◆ **Task item**: The following data is to be repeated exactly, its pictures excluded.

◆ **Data supplied**:
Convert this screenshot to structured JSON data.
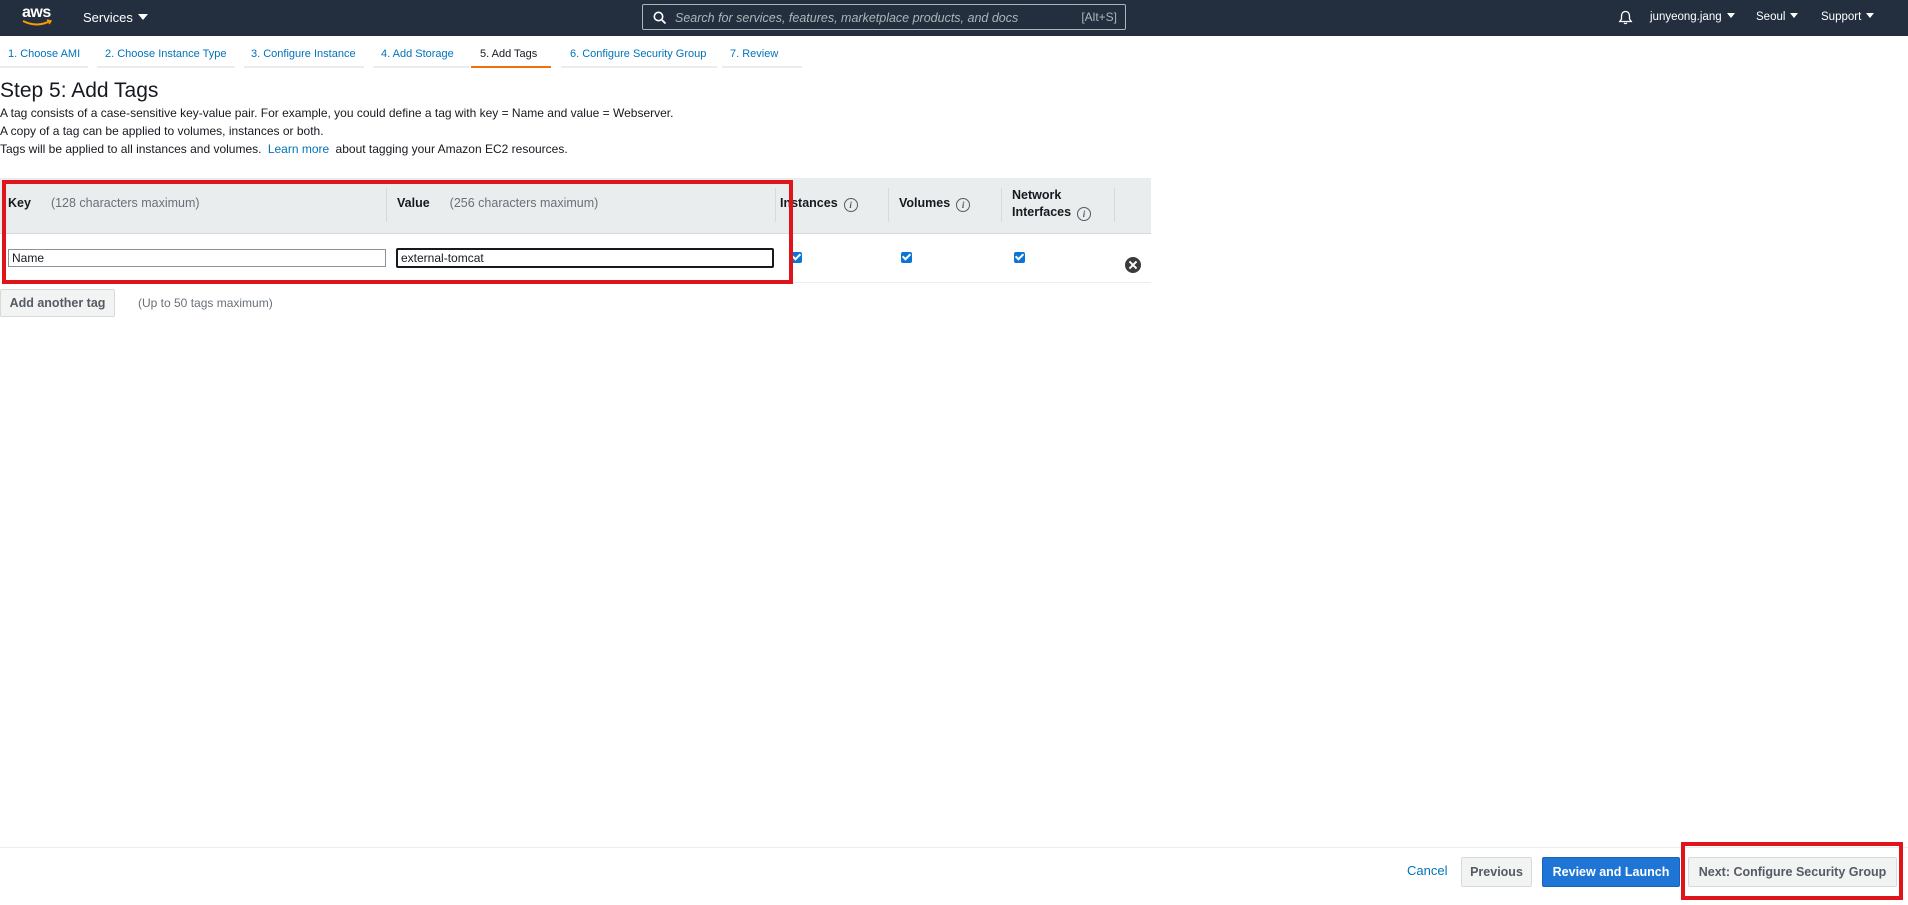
{
  "topnav": {
    "logo_text": "aws",
    "services_label": "Services",
    "search_placeholder": "Search for services, features, marketplace products, and docs",
    "search_shortcut": "[Alt+S]",
    "user_label": "junyeong.jang",
    "region_label": "Seoul",
    "support_label": "Support"
  },
  "steps": [
    {
      "label": "1. Choose AMI"
    },
    {
      "label": "2. Choose Instance Type"
    },
    {
      "label": "3. Configure Instance"
    },
    {
      "label": "4. Add Storage"
    },
    {
      "label": "5. Add Tags",
      "active": true
    },
    {
      "label": "6. Configure Security Group"
    },
    {
      "label": "7. Review"
    }
  ],
  "page": {
    "title": "Step 5: Add Tags",
    "desc_line1": "A tag consists of a case-sensitive key-value pair. For example, you could define a tag with key = Name and value = Webserver.",
    "desc_line2": "A copy of a tag can be applied to volumes, instances or both.",
    "desc_line3_pre": "Tags will be applied to all instances and volumes.",
    "learn_more": "Learn more",
    "desc_line3_post": "about tagging your Amazon EC2 resources."
  },
  "table": {
    "headers": {
      "key": "Key",
      "key_hint": "(128 characters maximum)",
      "value": "Value",
      "value_hint": "(256 characters maximum)",
      "instances": "Instances",
      "volumes": "Volumes",
      "network_line1": "Network",
      "network_line2": "Interfaces"
    },
    "rows": [
      {
        "key": "Name",
        "value": "external-tomcat",
        "instances": true,
        "volumes": true,
        "network_interfaces": true
      }
    ]
  },
  "add_tag": {
    "label": "Add another tag",
    "hint": "(Up to 50 tags maximum)"
  },
  "footer": {
    "cancel": "Cancel",
    "previous": "Previous",
    "review_launch": "Review and Launch",
    "next": "Next: Configure Security Group"
  },
  "colors": {
    "nav_bg": "#232f3e",
    "link": "#0073bb",
    "active_step": "#ec7211",
    "primary_button": "#1e75d5",
    "highlight_box": "#e0151c"
  }
}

◆ **Response to this task**:
Convert this screenshot to structured JSON data.
{
  "topnav": {
    "logo_text": "aws",
    "services_label": "Services",
    "search_placeholder": "Search for services, features, marketplace products, and docs",
    "search_shortcut": "[Alt+S]",
    "user_label": "junyeong.jang",
    "region_label": "Seoul",
    "support_label": "Support"
  },
  "steps": [
    {
      "label": "1. Choose AMI"
    },
    {
      "label": "2. Choose Instance Type"
    },
    {
      "label": "3. Configure Instance"
    },
    {
      "label": "4. Add Storage"
    },
    {
      "label": "5. Add Tags",
      "active": true
    },
    {
      "label": "6. Configure Security Group"
    },
    {
      "label": "7. Review"
    }
  ],
  "page": {
    "title": "Step 5: Add Tags",
    "desc_line1": "A tag consists of a case-sensitive key-value pair. For example, you could define a tag with key = Name and value = Webserver.",
    "desc_line2": "A copy of a tag can be applied to volumes, instances or both.",
    "desc_line3_pre": "Tags will be applied to all instances and volumes.",
    "learn_more": "Learn more",
    "desc_line3_post": "about tagging your Amazon EC2 resources."
  },
  "table": {
    "headers": {
      "key": "Key",
      "key_hint": "(128 characters maximum)",
      "value": "Value",
      "value_hint": "(256 characters maximum)",
      "instances": "Instances",
      "volumes": "Volumes",
      "network_line1": "Network",
      "network_line2": "Interfaces"
    },
    "rows": [
      {
        "key": "Name",
        "value": "external-tomcat",
        "instances": true,
        "volumes": true,
        "network_interfaces": true
      }
    ]
  },
  "add_tag": {
    "label": "Add another tag",
    "hint": "(Up to 50 tags maximum)"
  },
  "footer": {
    "cancel": "Cancel",
    "previous": "Previous",
    "review_launch": "Review and Launch",
    "next": "Next: Configure Security Group"
  },
  "colors": {
    "nav_bg": "#232f3e",
    "link": "#0073bb",
    "active_step": "#ec7211",
    "primary_button": "#1e75d5",
    "highlight_box": "#e0151c"
  }
}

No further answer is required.